=== TASK DETAILS ===
Your task is to gather the lines below that hold the string "Nincs".

[Stored items]
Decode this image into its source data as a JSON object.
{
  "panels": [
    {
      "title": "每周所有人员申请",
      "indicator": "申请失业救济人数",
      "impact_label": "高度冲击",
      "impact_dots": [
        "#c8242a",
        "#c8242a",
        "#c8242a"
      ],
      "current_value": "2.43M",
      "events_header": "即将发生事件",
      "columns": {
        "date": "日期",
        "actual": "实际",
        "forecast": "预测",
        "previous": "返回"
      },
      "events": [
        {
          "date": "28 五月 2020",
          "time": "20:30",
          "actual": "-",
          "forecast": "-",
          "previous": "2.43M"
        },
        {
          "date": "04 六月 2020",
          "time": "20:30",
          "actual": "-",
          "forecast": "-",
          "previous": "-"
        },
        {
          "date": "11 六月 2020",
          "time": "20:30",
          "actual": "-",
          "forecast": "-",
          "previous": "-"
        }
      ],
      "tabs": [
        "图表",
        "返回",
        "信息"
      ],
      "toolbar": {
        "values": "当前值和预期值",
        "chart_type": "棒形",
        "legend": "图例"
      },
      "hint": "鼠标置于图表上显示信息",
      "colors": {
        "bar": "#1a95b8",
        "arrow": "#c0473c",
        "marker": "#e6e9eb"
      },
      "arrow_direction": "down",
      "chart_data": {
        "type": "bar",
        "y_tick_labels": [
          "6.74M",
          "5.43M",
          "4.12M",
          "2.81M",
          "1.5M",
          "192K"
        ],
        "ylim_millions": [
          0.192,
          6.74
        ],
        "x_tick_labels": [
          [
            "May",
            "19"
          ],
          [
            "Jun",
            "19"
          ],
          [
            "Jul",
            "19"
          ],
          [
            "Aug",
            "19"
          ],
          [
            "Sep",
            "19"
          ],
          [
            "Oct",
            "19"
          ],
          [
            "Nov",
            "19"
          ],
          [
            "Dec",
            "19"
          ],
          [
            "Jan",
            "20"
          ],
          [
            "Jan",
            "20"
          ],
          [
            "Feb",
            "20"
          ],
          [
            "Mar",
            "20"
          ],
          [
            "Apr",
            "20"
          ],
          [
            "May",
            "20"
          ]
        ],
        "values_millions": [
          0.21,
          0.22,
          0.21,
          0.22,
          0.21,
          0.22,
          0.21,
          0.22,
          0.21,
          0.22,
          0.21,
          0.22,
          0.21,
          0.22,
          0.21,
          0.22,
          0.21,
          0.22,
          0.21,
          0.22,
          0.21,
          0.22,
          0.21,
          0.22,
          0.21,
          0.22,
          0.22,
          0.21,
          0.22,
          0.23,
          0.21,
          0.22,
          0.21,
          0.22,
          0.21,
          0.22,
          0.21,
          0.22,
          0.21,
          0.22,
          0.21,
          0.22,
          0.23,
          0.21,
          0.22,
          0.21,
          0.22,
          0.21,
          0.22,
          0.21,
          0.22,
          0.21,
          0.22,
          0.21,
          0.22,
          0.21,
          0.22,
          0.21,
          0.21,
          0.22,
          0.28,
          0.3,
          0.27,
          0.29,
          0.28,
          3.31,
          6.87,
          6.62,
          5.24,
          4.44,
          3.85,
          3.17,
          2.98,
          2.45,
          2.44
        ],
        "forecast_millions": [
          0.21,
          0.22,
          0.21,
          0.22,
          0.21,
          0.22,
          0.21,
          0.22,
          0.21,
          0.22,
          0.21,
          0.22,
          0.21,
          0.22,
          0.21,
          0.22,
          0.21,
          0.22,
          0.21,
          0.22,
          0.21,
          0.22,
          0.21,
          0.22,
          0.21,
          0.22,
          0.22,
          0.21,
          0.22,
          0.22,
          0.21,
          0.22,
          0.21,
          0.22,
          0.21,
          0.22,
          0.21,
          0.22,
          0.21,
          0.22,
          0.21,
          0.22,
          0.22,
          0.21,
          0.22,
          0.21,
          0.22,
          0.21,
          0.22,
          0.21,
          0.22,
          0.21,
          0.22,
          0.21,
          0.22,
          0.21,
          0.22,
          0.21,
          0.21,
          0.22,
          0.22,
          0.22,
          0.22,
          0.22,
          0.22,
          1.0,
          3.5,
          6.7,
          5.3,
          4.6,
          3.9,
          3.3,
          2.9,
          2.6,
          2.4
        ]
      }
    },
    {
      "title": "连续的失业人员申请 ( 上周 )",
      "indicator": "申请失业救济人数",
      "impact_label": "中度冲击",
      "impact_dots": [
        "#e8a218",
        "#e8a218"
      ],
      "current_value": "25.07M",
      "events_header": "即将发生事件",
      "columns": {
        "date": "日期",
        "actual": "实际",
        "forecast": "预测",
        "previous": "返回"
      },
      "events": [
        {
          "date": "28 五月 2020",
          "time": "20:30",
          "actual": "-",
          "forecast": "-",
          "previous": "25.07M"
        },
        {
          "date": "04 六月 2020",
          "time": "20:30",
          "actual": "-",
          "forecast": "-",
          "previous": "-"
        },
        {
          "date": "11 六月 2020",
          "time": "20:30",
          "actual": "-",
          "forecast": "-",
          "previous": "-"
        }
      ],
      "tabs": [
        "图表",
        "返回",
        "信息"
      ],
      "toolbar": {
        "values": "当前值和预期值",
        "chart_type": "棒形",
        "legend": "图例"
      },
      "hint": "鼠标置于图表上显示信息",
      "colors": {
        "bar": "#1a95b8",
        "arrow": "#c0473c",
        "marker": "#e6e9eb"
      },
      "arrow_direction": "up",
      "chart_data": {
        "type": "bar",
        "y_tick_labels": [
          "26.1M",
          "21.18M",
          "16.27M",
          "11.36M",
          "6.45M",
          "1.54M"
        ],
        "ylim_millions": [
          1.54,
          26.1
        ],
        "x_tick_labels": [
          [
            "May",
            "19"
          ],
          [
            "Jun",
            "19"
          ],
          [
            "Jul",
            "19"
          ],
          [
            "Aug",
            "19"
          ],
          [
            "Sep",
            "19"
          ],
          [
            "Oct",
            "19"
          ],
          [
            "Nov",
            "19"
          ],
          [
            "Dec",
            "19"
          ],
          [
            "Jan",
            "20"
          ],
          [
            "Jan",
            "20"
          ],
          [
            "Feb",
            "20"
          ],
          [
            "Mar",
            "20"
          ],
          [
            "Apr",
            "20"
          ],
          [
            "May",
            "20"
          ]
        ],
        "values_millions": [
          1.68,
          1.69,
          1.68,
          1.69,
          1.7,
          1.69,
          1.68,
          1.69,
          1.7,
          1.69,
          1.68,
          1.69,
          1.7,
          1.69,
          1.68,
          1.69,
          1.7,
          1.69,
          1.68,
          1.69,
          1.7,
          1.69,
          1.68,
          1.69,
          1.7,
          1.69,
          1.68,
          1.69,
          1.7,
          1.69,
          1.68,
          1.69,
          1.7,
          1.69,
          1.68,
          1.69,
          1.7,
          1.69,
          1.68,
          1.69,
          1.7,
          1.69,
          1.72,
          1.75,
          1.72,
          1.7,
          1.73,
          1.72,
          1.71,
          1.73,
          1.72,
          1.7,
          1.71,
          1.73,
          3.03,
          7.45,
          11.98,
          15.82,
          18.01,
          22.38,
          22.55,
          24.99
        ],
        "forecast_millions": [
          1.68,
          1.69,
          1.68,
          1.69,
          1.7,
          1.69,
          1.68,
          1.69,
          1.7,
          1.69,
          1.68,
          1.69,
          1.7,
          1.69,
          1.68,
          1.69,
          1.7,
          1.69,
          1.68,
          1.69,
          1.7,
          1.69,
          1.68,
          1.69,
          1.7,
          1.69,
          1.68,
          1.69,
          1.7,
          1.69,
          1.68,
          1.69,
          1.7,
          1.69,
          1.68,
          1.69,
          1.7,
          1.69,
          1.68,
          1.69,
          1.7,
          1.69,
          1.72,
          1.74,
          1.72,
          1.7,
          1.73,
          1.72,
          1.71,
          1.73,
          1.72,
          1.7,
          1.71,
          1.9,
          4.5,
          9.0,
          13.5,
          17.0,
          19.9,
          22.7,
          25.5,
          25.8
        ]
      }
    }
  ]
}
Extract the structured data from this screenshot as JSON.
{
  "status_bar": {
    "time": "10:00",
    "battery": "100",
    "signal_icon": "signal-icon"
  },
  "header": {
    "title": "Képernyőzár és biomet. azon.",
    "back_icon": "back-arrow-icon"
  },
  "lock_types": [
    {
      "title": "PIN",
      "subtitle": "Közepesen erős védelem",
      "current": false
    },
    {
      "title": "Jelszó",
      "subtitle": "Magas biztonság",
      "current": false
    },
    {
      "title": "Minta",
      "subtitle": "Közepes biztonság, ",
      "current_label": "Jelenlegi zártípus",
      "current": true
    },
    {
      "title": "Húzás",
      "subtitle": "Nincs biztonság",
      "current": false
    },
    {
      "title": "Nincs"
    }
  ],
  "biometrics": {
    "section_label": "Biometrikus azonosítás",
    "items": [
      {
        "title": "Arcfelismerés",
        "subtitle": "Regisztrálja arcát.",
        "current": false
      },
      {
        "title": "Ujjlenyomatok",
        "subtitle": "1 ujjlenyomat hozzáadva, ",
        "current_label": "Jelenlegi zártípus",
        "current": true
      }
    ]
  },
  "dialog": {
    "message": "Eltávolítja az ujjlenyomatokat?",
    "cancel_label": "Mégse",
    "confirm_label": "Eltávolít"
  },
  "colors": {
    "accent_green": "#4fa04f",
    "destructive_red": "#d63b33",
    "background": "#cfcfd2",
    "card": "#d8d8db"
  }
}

=== ANSWER BOX ===
      "subtitle": "Nincs biztonság",
      "title": "Nincs"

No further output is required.